It still surprises me that Hon Odonga, who is a legislator describes his evasion from the law with pride. No one will wonder why he would be treated the way he was because he contemplated and premeditated his evasion of the law with intent to either humiliate law enforcement officers or the law.
Fortunately he does not assert that the law enforcement agencies physically tortured him, he even narrates how kind they were to him all along his trips, yet he contradicts himself by saying that these orders came from the Deputy IGP.
Hon Odonga must know that his case was not the only case that that Gen Lokech handled with a firm hand.
I have been told of how the RDC of Lamwo, was hunted by these alleged Lokech’s people like a chicken thief, for almost two months. His escorts arrested and would only settle when he reported to the authorities and solved the problem at hand. I was even told he Lokech had tough exchanges with the Hon Hillary not to shield the RDC from arrest.
This astute actions, were good in my opinion, in providing coup de grace to the political leaders who were raiding life like they were demi gods.
That aside, his actions all around the country was evident, with a process by process approach to criminals elsewhere in the country side, while concomitantly engaging the public with regular and meticulous press conferences. In Kampala, for example, the confidence levels of the public, towards the police had improved.
Hon Odonga, should not make his case sound unique and play victim. He is himself, was a person who had used his office of MP to plunge impunity on those below him. There are even recorded messages of some of his own aids, complaining about his own mistreatment. Therefore, even if the General erred in his short but result oriented reign, in the process of handling his tasks, everyone has their own skeletons in the closet.
Lastly, If Odonga, really believes that the law enforcement officers handled him out of the confines of the law, under the instruction of Gen Lokech, why didn’t he take them to court. He is himself a lawyer, as I hear.
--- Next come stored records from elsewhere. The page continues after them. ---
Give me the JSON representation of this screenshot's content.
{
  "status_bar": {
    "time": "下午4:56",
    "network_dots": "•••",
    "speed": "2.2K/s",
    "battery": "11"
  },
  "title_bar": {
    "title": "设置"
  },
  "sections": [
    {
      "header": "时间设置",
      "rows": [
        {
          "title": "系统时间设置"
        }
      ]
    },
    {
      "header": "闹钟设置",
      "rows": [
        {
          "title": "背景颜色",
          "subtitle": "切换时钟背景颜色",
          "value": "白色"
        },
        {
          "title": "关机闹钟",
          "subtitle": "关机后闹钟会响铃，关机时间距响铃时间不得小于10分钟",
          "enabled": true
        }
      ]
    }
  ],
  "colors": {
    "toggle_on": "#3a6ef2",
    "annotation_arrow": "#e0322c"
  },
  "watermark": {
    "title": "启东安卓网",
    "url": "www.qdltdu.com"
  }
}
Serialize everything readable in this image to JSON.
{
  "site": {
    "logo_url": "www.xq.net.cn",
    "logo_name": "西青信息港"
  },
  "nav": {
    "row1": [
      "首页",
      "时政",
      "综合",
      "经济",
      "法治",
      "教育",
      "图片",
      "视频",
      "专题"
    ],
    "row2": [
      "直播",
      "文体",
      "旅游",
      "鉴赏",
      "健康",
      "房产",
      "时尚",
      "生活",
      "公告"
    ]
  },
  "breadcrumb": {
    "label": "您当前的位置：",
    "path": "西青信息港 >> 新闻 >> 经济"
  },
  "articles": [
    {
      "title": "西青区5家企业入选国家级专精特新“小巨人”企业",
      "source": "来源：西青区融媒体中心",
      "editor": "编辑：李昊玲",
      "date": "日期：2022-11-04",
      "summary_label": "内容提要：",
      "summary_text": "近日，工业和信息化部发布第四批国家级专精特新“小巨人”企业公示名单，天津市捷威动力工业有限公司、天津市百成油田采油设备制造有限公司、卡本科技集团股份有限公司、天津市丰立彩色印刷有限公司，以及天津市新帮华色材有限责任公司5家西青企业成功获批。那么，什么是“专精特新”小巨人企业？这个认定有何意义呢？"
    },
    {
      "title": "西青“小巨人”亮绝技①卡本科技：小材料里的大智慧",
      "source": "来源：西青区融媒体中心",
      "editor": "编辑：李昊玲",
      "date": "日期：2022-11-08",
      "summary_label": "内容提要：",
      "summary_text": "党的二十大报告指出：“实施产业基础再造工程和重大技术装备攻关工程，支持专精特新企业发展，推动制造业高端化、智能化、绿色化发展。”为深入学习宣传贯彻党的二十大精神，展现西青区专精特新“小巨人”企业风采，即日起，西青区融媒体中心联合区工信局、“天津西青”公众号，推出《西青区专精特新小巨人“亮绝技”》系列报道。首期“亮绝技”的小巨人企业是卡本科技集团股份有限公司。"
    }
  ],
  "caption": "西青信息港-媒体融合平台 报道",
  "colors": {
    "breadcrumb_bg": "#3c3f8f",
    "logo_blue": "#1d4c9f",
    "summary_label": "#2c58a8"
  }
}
For now let him give us time to mourn the good General, as I implore the elders to carefully look at his outbursts. In my opinion it borders sacrilege and may need traditional interpretation and intervention, according to the Acholi culture.